Evidence for an accelerating universe
One of the observational foundations for the big bang model of cosmology was the observed expansion of the universe. Measurement of the expansion rate is a critical part of the study, and it has been found that the expansion rate is very nearly "flat". That is, the universe is very close to the critical density, above which it would slow down and collapse inward toward a future "big crunch". One of the great challenges of astronomy and astrophysics is distance measurement over the vast distances of the universe. Since the 1990s it has become apparent that type Ia supernovae offer a unique opportunity for the consistent measurement of distance out to perhaps 1000 Mpc. Measurement at these great distances provided the first data to suggest that the expansion rate of the universe is actually accelerating. That acceleration implies an energy density that acts in opposition to gravity which would cause the expansion to accelerate. This is an energy density which we have not directly detected observationally and it has been given the name "dark energy".

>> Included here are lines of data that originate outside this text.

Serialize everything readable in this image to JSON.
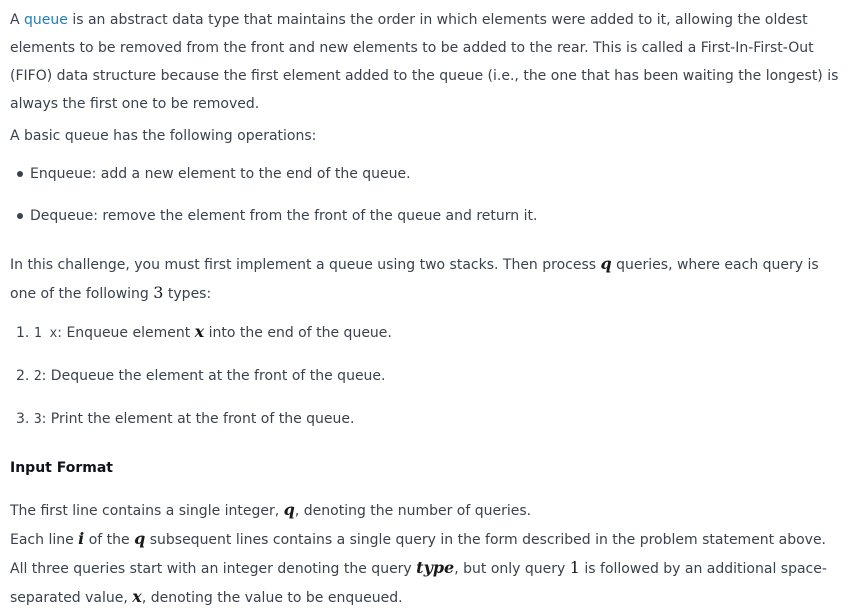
{
  "intro": {
    "lead": "A ",
    "link": "queue",
    "text": " is an abstract data type that maintains the order in which elements were added to it, allowing the oldest elements to be removed from the front and new elements to be added to the rear. This is called a First-In-First-Out (FIFO) data structure because the first element added to the queue (i.e., the one that has been waiting the longest) is always the first one to be removed."
  },
  "ops_intro": "A basic queue has the following operations:",
  "operations": [
    "Enqueue: add a new element to the end of the queue.",
    "Dequeue: remove the element from the front of the queue and return it."
  ],
  "challenge": {
    "part1": "In this challenge, you must first implement a queue using two stacks. Then process ",
    "q": "q",
    "part2": " queries, where each query is one of the following ",
    "three": "3",
    "part3": " types:"
  },
  "types": [
    {
      "num": "1.",
      "code": "1 x",
      "mid": ": Enqueue element ",
      "var": "x",
      "rest": " into the end of the queue."
    },
    {
      "num": "2.",
      "code": "2",
      "rest": ": Dequeue the element at the front of the queue."
    },
    {
      "num": "3.",
      "code": "3",
      "rest": ": Print the element at the front of the queue."
    }
  ],
  "input_format": {
    "heading": "Input Format",
    "line1_a": "The first line contains a single integer, ",
    "line1_q": "q",
    "line1_b": ", denoting the number of queries.",
    "line2_a": "Each line ",
    "line2_i": "i",
    "line2_b": " of the ",
    "line2_q": "q",
    "line2_c": " subsequent lines contains a single query in the form described in the problem statement above. All three queries start with an integer denoting the query ",
    "line2_type": "type",
    "line2_d": ", but only query ",
    "line2_one": "1",
    "line2_e": " is followed by an additional space-separated value, ",
    "line2_x": "x",
    "line2_f": ", denoting the value to be enqueued."
  }
}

The type Ia supernova evidence for an accelerated universe has been discussed by Perlmutter and the diagrams below follows his illustration in Physics Today.
The data summarized in the illustration above involve the measurement of the redshifts of the distant supernovae. The observed magnitudes are plotted against the redshift parameter z. Note that there are a number of Type 1a supernovae around z=.6, which with a Hubble constant of 71 km/s/mpc is a distance of about 5 billion light years.
Carroll & Ostlie